The FWA’s commitment to diversity in the media was reflected in a strong turnout at the third D Word conference – superbly organised as usual by FWA member Leon Mann – at BT Sport’s headquarters near West Ham’s London Stadium this week.
At least a dozen FWA members were spotted in the packed-out hall and both Carrie Brown and I took part in panel discussions, watched from the front row by fellow national-committee member Philippe Auclair.
The subjects covered were, as you would expect from a diversity event, wide-ranging, but familiar themes inevitably emerged. Figures produced by Leon and his team showed that, while the rise of women in the sporting media continues encouragingly, those who happen to be black and minority ethnic have fared far less well over the two years since D Word 2.
Indeed BAME progress in our field of work, male or female, has seemed to be confined mainly to former sports stars. It is an unhealthy situation and according to some attendees the remedy was for employers to cast their nets wider. From both BBC and ITV came promises to maintain progress in this respect.

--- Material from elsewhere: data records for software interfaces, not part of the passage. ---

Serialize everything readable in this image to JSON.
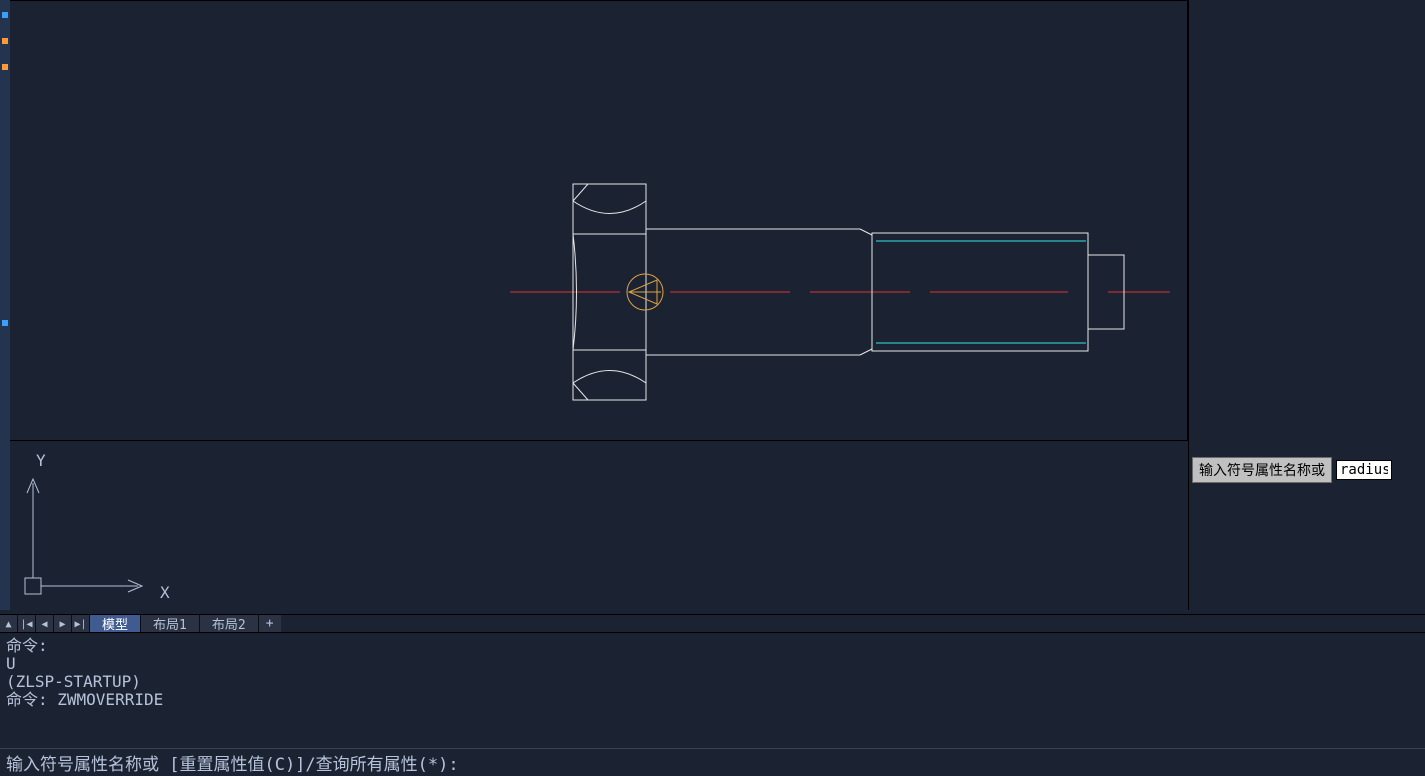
{
  "ucs": {
    "x_label": "X",
    "y_label": "Y"
  },
  "tabs": {
    "model": "模型",
    "layout1": "布局1",
    "layout2": "布局2",
    "add": "+"
  },
  "cmd_history": {
    "l1": "命令:",
    "l2": "U",
    "l3": "(ZLSP-STARTUP)",
    "l4": "命令: ZWMOVERRIDE"
  },
  "cmd_line": {
    "prompt": "输入符号属性名称或 [重置属性值(C)]/查询所有属性(*):"
  },
  "tooltip": {
    "label": "输入符号属性名称或"
  },
  "float_input": {
    "value": "radius"
  },
  "nav": {
    "up": "▲",
    "first": "|◀",
    "prev": "◀",
    "next": "▶",
    "last": "▶|"
  }
}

Meanwhile there were calls for more widespread mentoring and on the FWA’s behalf I mentioned our efforts, which include a scheme open to all student members overseen by Jim White, and stressed that impressive candidates of any background, once introduced to a newspaper or broadcasting environment, would make enough of an impact to be invited back.

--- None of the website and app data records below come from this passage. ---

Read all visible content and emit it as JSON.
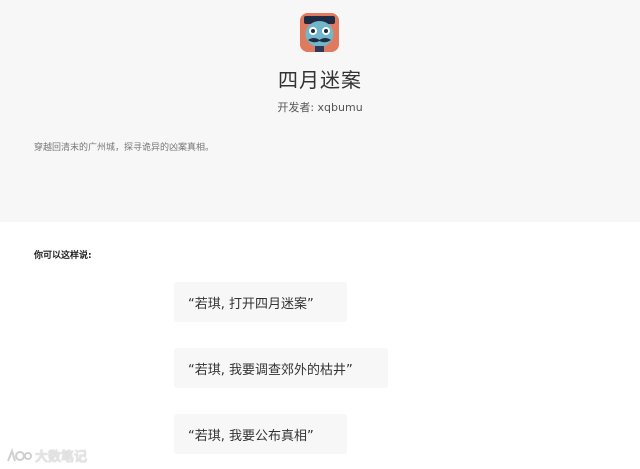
{
  "app": {
    "title": "四月迷案",
    "developer": "开发者: xqbumu",
    "description": "穿越回清末的广州城，探寻诡异的凶案真相。",
    "icon": "mustached-face-app-icon"
  },
  "examples": {
    "heading": "你可以这样说:",
    "items": [
      "“若琪, 打开四月迷案”",
      "“若琪, 我要调查郊外的枯井”",
      "“若琪, 我要公布真相”"
    ]
  },
  "watermark": {
    "text": "大数笔记"
  },
  "colors": {
    "header_bg": "#f7f7f7",
    "card_bg": "#f7f7f7",
    "icon_accent": "#e07a5f"
  }
}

I also outlined the process by which we recently improved the diversity (gender, ethnic and age-wise) of our national committee, while making clear that this was only a start and that we had to be open to the world of blogging – by a happy coincidence, this is one of the ways BAME aspirants can make their own luck, and we look forward to welcoming them into an ever-more-diverse FWA.
Partick Barclay – FWA chairman